Lindbert Johnson, an older African-American man who has long lived in the community, said that he can tell Wallace is from the city. Some officers are not comfortable being outside of a squad car in the neighborhood, as they’ll stand silently, halfway down the block while he and Wallace have their regular conversations.
“He will stand and talk to you and relate to you. Real talk,” Johnson said. “Which, some of these officers from up in the mountains, if he’s patrolling with one of the officers from up in the mountains and he’s standing here talking to me, the other officer will stand way over there. They don’t want to talk.”
For Wallace, knowing the neighborhoods is vital to doing the job, and harassing people who are just going about their business on their own block does little to advance the mission of the police department: making the community safer. So when he sees someone he could justify putting up against a wall because he smells some weed, or he can see the beer can they are handling, lightly concealed beneath brown paper, so long as he doesn’t feel that there is any real danger, he’d rather attempt to start a conversation than lock somebody up, he said.
“A lot of times I might walk by a corner, I might smell weed, but I’m not stopping,” Wallace said. “Because everyone’s doing what they’re supposed to be doing. No one’s causing a big problem. No one from the community is telling me to come here and stop this, so there’s just different levels to it and different areas that you have to be aware of and respect. Pick your own battles.”
Walking down the street Wallace comes upon a group of men. They ask where his bike is and start discussing the different kinds they’ve owned, ones they wish they’d owned. One man isn’t attempting to hide his open container. Drinking is a common occurrence at this spot.
But, Wallace never even mentions it during the conversation. After leaving, he says he has never heard of anything worse than a drunken disturbance happening there. He doesn’t hassle them, and when he rides by on his bike, they wave.
“I treat everyone out here the way I’d want to be treated on my own block,” Wallace said. “And if I’m coming to arrest you – I’m coming to arrest you. They know they’ve done something so bad that they know I’m coming to punish them.”
But the question remains: will the major shift in philosophy that has been seen in Albany be replicated around the state?
Terry O’Neill will continue to push his proposed legislation while advocates from Buffalo to Brooklyn will continue to push for reforms.
Still, those people should not expect change to come quickly, even if the state’s political leadership does get on board, Padgett said.
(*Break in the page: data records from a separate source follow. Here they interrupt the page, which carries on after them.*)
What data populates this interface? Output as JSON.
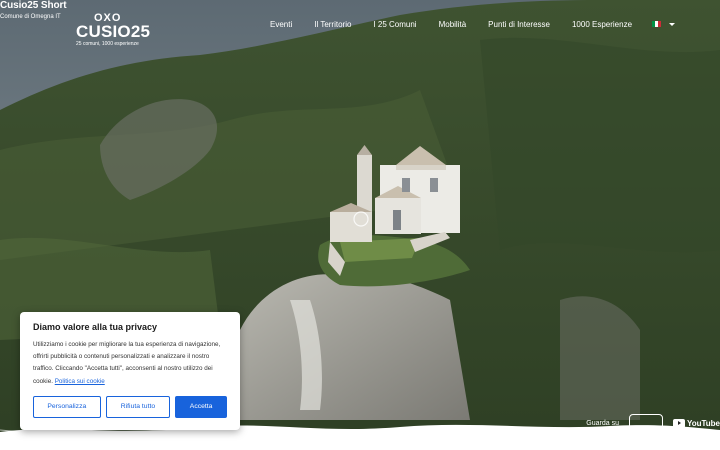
{
  "video": {
    "title": "Cusio25 Short",
    "channel": "Comune di Omegna IT"
  },
  "logo": {
    "mark": "OXO",
    "name": "CUSIO25",
    "tagline": "25 comuni, 1000 esperienze"
  },
  "nav": {
    "items": [
      {
        "label": "Eventi"
      },
      {
        "label": "Il Territorio"
      },
      {
        "label": "I 25 Comuni"
      },
      {
        "label": "Mobilità"
      },
      {
        "label": "Punti di Interesse"
      },
      {
        "label": "1000 Esperienze"
      }
    ],
    "language_flag_colors": [
      "#009246",
      "#ffffff",
      "#ce2b37"
    ]
  },
  "cookie_banner": {
    "title": "Diamo valore alla tua privacy",
    "body": "Utilizziamo i cookie per migliorare la tua esperienza di navigazione, offrirti pubblicità o contenuti personalizzati e analizzare il nostro traffico. Cliccando \"Accetta tutti\", acconsenti al nostro utilizzo dei cookie.",
    "link_text": "Politica sui cookie",
    "buttons": {
      "customize": "Personalizza",
      "reject": "Rifiuta tutto",
      "accept": "Accetta"
    },
    "accent_color": "#1863dc"
  },
  "youtube": {
    "watch_on": "Guarda su",
    "brand": "YouTube"
  }
}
“It’s hard work, she said. “You can’t do it overnight.”
City & State Albany reporter Ashley Hupfl contributed to this report, that appears courtesy of a content sharing agreement with City & State.